Novak Djokovic
Djokovic returned to action at the Australian Open last month Getty


  • Djokovic most recently featured at the Australian Open after an injury-ridden 2017.
  • The Serbian last had Grand Slam success in 2016 after his "Nole Slam" achievement.
  • "He is aged 30, but his body is still in the condition of a 25-year-old," Agassi stated.

Novak Djokovic can put his past year of injuries and poor form behind him and make a return to the top, according to his coach Andre Agassi.

Djokovic started 2017 as the number two-ranked player in the world behind Andy Murray as he began his campaign with a win over the Briton in the final at Doha.

However, the year progressed to bring poor form caused by injuries that saw him win just two titles and eventually take time off after Wimbledon in July 2017 due to a long-running elbow problem.

The Serbian ace returned at the Australian Open last month and had a good showing in Melbourne, but suffered a loss in the quarter-final stage at the hands of Hyeon Chung.
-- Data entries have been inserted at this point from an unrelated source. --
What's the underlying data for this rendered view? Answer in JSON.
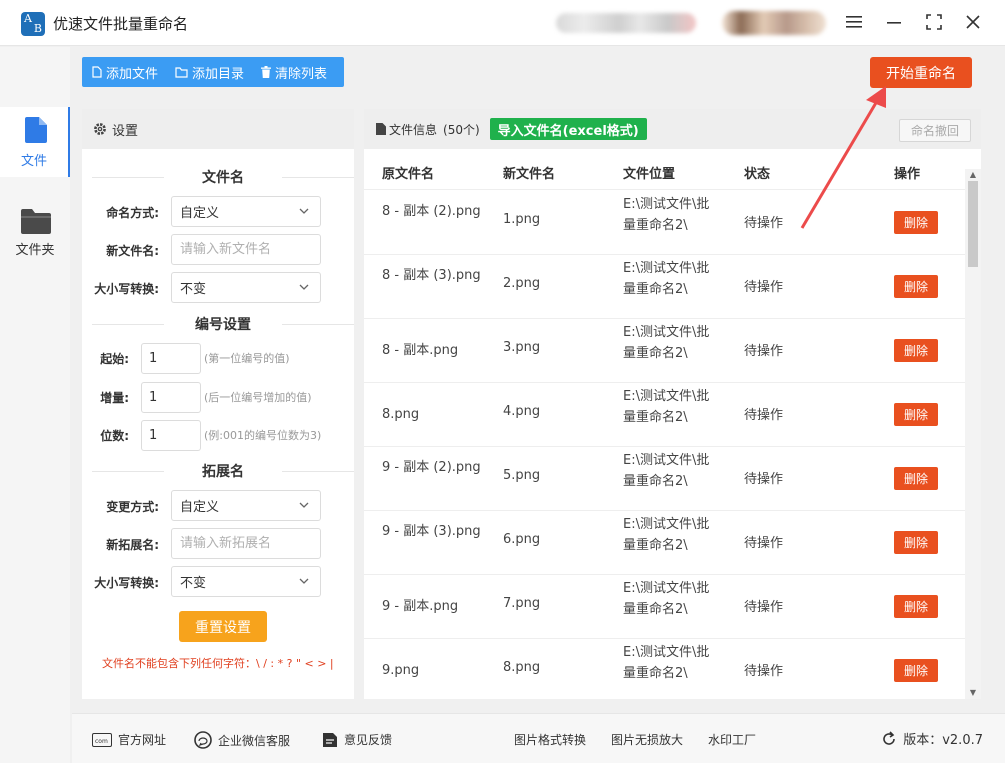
{
  "app": {
    "title": "优速文件批量重命名",
    "logo_a": "A",
    "logo_b": "B"
  },
  "window": {
    "menu_icon": "≡",
    "minimize_icon": "—",
    "maximize_icon": "⛶",
    "close_icon": "✕"
  },
  "nav": [
    {
      "label": "文件",
      "icon": "file-icon",
      "active": true
    },
    {
      "label": "文件夹",
      "icon": "folder-icon",
      "active": false
    }
  ],
  "toolbar": {
    "add_file": "添加文件",
    "add_dir": "添加目录",
    "clear_list": "清除列表",
    "start": "开始重命名"
  },
  "settings": {
    "header": "设置",
    "filename_section": "文件名",
    "naming_mode_label": "命名方式:",
    "naming_mode_value": "自定义",
    "new_name_label": "新文件名:",
    "new_name_placeholder": "请输入新文件名",
    "case_label": "大小写转换:",
    "case_value": "不变",
    "number_section": "编号设置",
    "start_label": "起始:",
    "start_value": "1",
    "start_hint": "(第一位编号的值)",
    "step_label": "增量:",
    "step_value": "1",
    "step_hint": "(后一位编号增加的值)",
    "digits_label": "位数:",
    "digits_value": "1",
    "digits_hint": "(例:001的编号位数为3)",
    "ext_section": "拓展名",
    "ext_mode_label": "变更方式:",
    "ext_mode_value": "自定义",
    "new_ext_label": "新拓展名:",
    "new_ext_placeholder": "请输入新拓展名",
    "ext_case_label": "大小写转换:",
    "ext_case_value": "不变",
    "reset": "重置设置",
    "warning": "文件名不能包含下列任何字符：\\ / : * ? \" < > |"
  },
  "files": {
    "header": "文件信息",
    "count": "(50个)",
    "import_btn": "导入文件名(excel格式)",
    "undo_btn": "命名撤回",
    "columns": [
      "原文件名",
      "新文件名",
      "文件位置",
      "状态",
      "操作"
    ],
    "rows": [
      {
        "orig": "8 - 副本 (2).png",
        "new": "1.png",
        "path": "E:\\测试文件\\批量重命名2\\",
        "status": "待操作",
        "action": "删除"
      },
      {
        "orig": "8 - 副本 (3).png",
        "new": "2.png",
        "path": "E:\\测试文件\\批量重命名2\\",
        "status": "待操作",
        "action": "删除"
      },
      {
        "orig": "8 - 副本.png",
        "new": "3.png",
        "path": "E:\\测试文件\\批量重命名2\\",
        "status": "待操作",
        "action": "删除"
      },
      {
        "orig": "8.png",
        "new": "4.png",
        "path": "E:\\测试文件\\批量重命名2\\",
        "status": "待操作",
        "action": "删除"
      },
      {
        "orig": "9 - 副本 (2).png",
        "new": "5.png",
        "path": "E:\\测试文件\\批量重命名2\\",
        "status": "待操作",
        "action": "删除"
      },
      {
        "orig": "9 - 副本 (3).png",
        "new": "6.png",
        "path": "E:\\测试文件\\批量重命名2\\",
        "status": "待操作",
        "action": "删除"
      },
      {
        "orig": "9 - 副本.png",
        "new": "7.png",
        "path": "E:\\测试文件\\批量重命名2\\",
        "status": "待操作",
        "action": "删除"
      },
      {
        "orig": "9.png",
        "new": "8.png",
        "path": "E:\\测试文件\\批量重命名2\\",
        "status": "待操作",
        "action": "删除"
      }
    ]
  },
  "footer": {
    "website": "官方网址",
    "wechat": "企业微信客服",
    "feedback": "意见反馈",
    "img_convert": "图片格式转换",
    "img_enlarge": "图片无损放大",
    "watermark": "水印工厂",
    "version": "版本：v2.0.7"
  },
  "colors": {
    "accent_blue": "#3b9cf3",
    "start_red": "#e9501f",
    "import_green": "#1fb14c",
    "reset_orange": "#f7a31c"
  }
}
Despite his overall dip in form since the beginning of the 2017 season and his inactivity triggering a drop to 14 in world rankings, Agassi is confident that he can return to his old glories where he dominated tennis in a five-year spell from 2011 to 2016.

"Some players find it hard to get back to the top when they have had a dip in form, but in Novak's case, I think he can get back there," Agassi told Tennis 365. "He is aged 30, but his body is still in the condition of a 25-year-old.
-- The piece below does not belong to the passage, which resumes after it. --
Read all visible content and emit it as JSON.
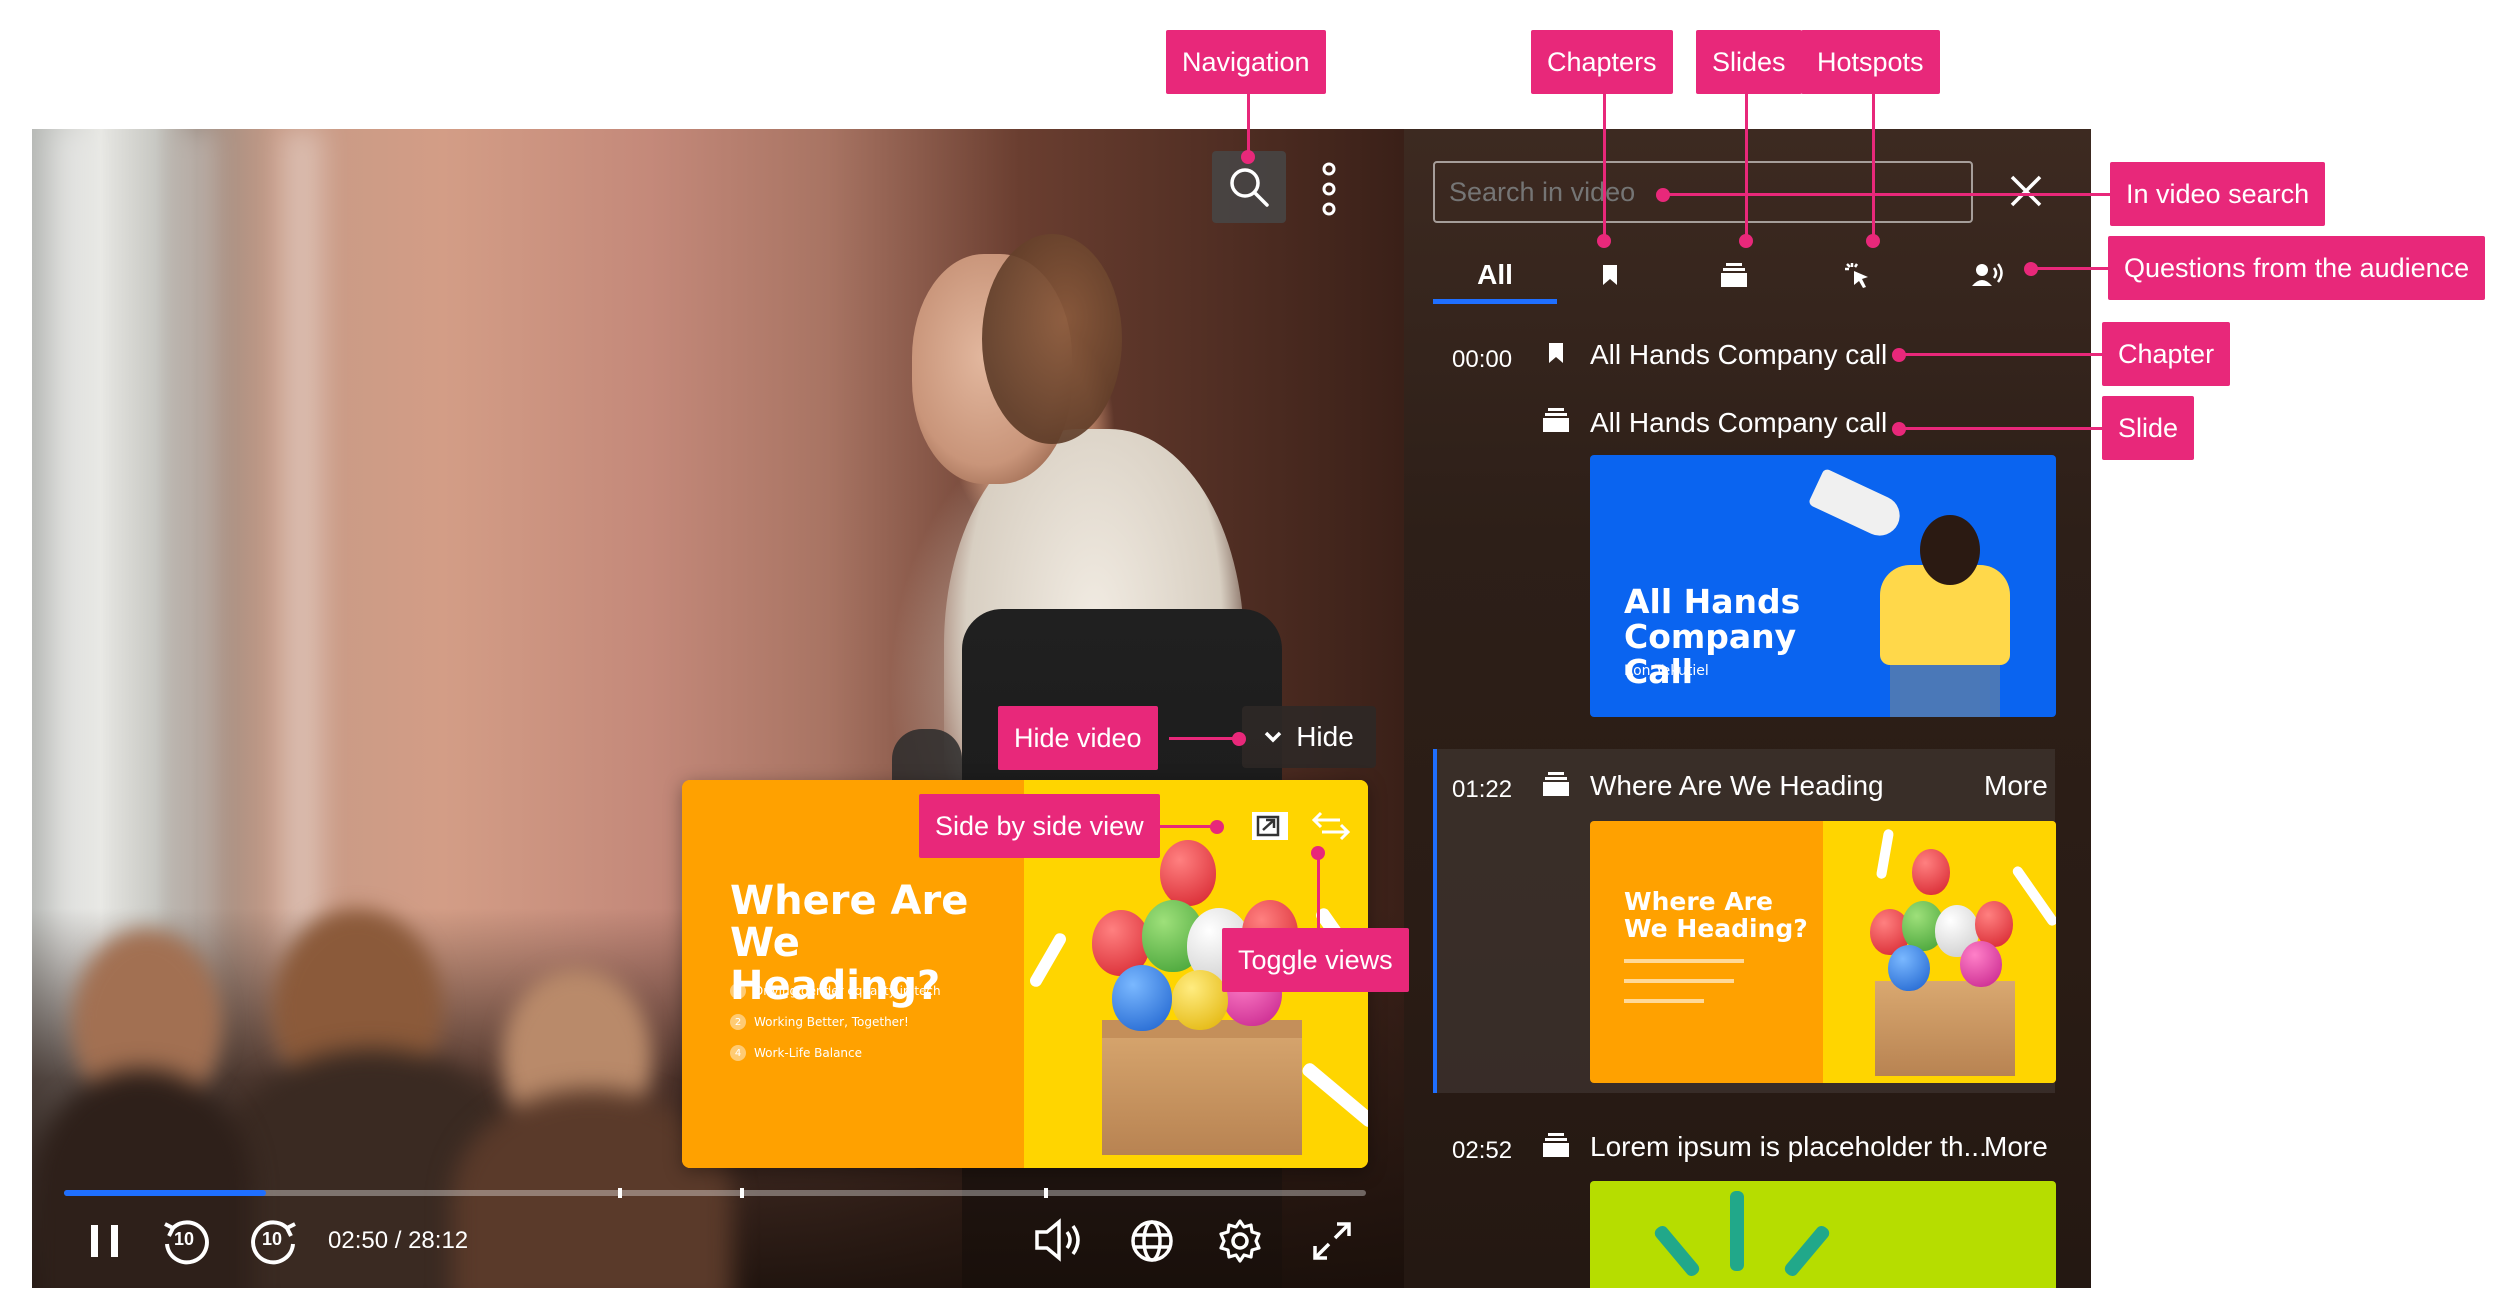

"The first thing you look at when you reach that stage of your career is the physical conditioning and maybe whether you have to make life easier on yourself when you reach the back end of your career. He needs to find a few new solutions, it's as simple as that. Tennis is a mix of mind, body and heart and there is a balance. You have to make sure more is going in than coming out.

"For a time, he was just so intense about what he was accomplishing, his goals and objectives. At some point, you are going to run into trouble sooner rather than later. Emotionally, physically, you will eventually pay the price.

"I think he is off that plane where he put himself under so much pressure and he is on an upward trajectory again and I think there are things for him to add to his game. He needs to think about it and that is what he is doing at the moment."

Following his loss to Chung, Djokovic revealed that he still had problems with his elbow but was expected to be back sooner rather than later, having undergone a "small medical intervention" in his recuperation.

It emerged later, though, that the 12-time Grand Slam champion may only return in May after some "failings" in his treatment, according to his father Srdan Djokovic. He added that an expected return date could now only be in May for the Madrid Masters.